EUdyssee: In a time of uncertainty in Europe, prejudices are on the rise. Being half Greek and half German, what do you think the Greeks should know about the Germans and the Germans about the Greeks? What are common prejudices that could be cleared quickly, if we communicated better?
AS: Let me put it this way. What Europeans should know about the Greeks is, that Greece, in a sense, is a relatively young country with a very difficult history. It was only in 1821, that the Greeks have broken away from the Turks. Some parts of the country followed a 100 years later. Then there was the catastrophe of Asia Minor, when the country all of the sudden had to take in 3 million refugees. Later came the German occupation and the military dictatorship. Greece was occupied by the Ottomans for 400 years and thus largely isolated from Europe. There was no bourgeois class. The wealthy Greeks were abroad, in Alexandria, for example.
EUdyssee: Just like a lot of Greek capital is abroad now?
AS: In a way, yes, but the big oligarchs are still in the country. It also plays an important role that the country has not experienced a period of enlightenment or reformation, which explains why the Church has so much power…
EUdyssee: … and constantly gets involved in legislative processes.
AS: Exactly. Greece has a unique history. It is considered European and the culture of the entire Western world roots there. But between ancient Greece and today has passed a lot of time. The many different occupations, the Byzantine era, during which many Greeks considered themselves Romans, show that the country’s identity is still very young.
EUdyssee: In Germany we know very little about Greece. About ancient Greece, of course, but for example, there is little awareness of how devastating the occupation by the Nazis was. In the German discourse on National Socialism, also in education, the country is actually non-existent. The crisis now has brought a strong revival of the stereotype of the lazy Greek, claiming also that the country is already being helped with the loans. What prejudices exist in Germany that people should urgently get rid of?
AS: Many and especially the media benefit from them. You just have to realize that it is a country between east and west. Keep in mind that many people in Greece say things like: ‘He studied in Europe.’ Somewhat as it is in the UK.
EUdyssee: And vice versa? The Greek media are indeed quite selective, to put it carefully. What should the Greeks know about Germans, or about Europeans in general?
AS: Sometimes, the EU is too highly stigmatized. Of course, there is much room for improvement, but I think that Greece has greatly benefited from membership, especially when it comes to funding money. We have to realize that we are members of a club where we cannot simply complain, while drawing money at the same time. But at the moment, the main thing is to deal with internal problems. People have understood that Europe is not the reason for the crisis, but the domestic problems.
EUdyssee: And people can very well differ between the German on the road and German politics concerning Greece.
AS: Yes, exactly. One must not forget that many Greeks have gone to Germany as guest workers. This alone has always kept up a lively exchange. I think there is more room for improvement in terms of prejudices as to what the Germans think about the Greeks.

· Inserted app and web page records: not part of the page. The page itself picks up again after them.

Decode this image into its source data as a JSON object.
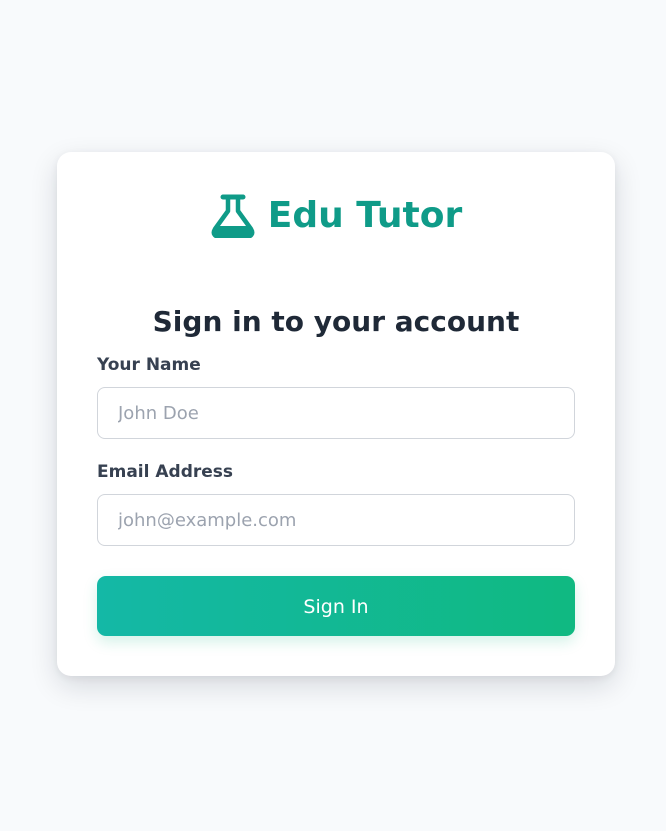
{
  "brand": {
    "name": "Edu Tutor",
    "icon": "flask-icon",
    "color": "#0f9b88"
  },
  "form": {
    "title": "Sign in to your account",
    "fields": {
      "name": {
        "label": "Your Name",
        "value": "",
        "placeholder": "John Doe"
      },
      "email": {
        "label": "Email Address",
        "value": "",
        "placeholder": "john@example.com"
      }
    },
    "submit_label": "Sign In",
    "submit_gradient": [
      "#14b8a6",
      "#10b981"
    ]
  }
}
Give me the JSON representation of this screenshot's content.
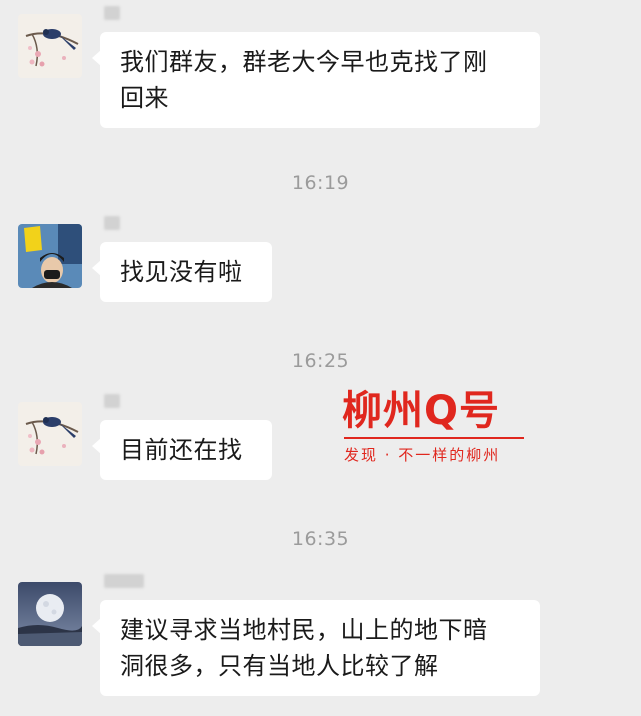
{
  "messages": [
    {
      "text_line1": "我们群友，群老大今早也克找了刚",
      "text_line2": "回来",
      "avatar": "bird-painting-avatar"
    },
    {
      "text": "找见没有啦",
      "avatar": "person-photo-avatar"
    },
    {
      "text": "目前还在找",
      "avatar": "bird-painting-avatar"
    },
    {
      "text_line1": "建议寻求当地村民，山上的地下暗",
      "text_line2": "洞很多，只有当地人比较了解",
      "avatar": "moon-landscape-avatar"
    }
  ],
  "timestamps": [
    "16:19",
    "16:25",
    "16:35"
  ],
  "watermark": {
    "title": "柳州Q号",
    "subtitle": "发现 · 不一样的柳州"
  },
  "colors": {
    "background": "#ededed",
    "bubble": "#ffffff",
    "watermark": "#e0271e",
    "timestamp": "#9b9b9b"
  }
}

EUdyssee: Finally: What concerns you regarding the elections on Sunday and what opportunities can be gained?
AS: The great danger is that the country leaves the Euro. Then, of course, we have to deal with over-indebtedness, but this is not just a Greek problem. Many European countries have to face this challenge. We must not forget that Greece is a country, in which problems show very drastically. Therefore, the solutions that will have to be found in this case, are highly interesting to many others, too. Spain is one of these candidates, where Podemos as a new party receives great support and evens seeks absolute majority for the next elections.
EUdyssee: Thank you for the interview.
AS: Thank you.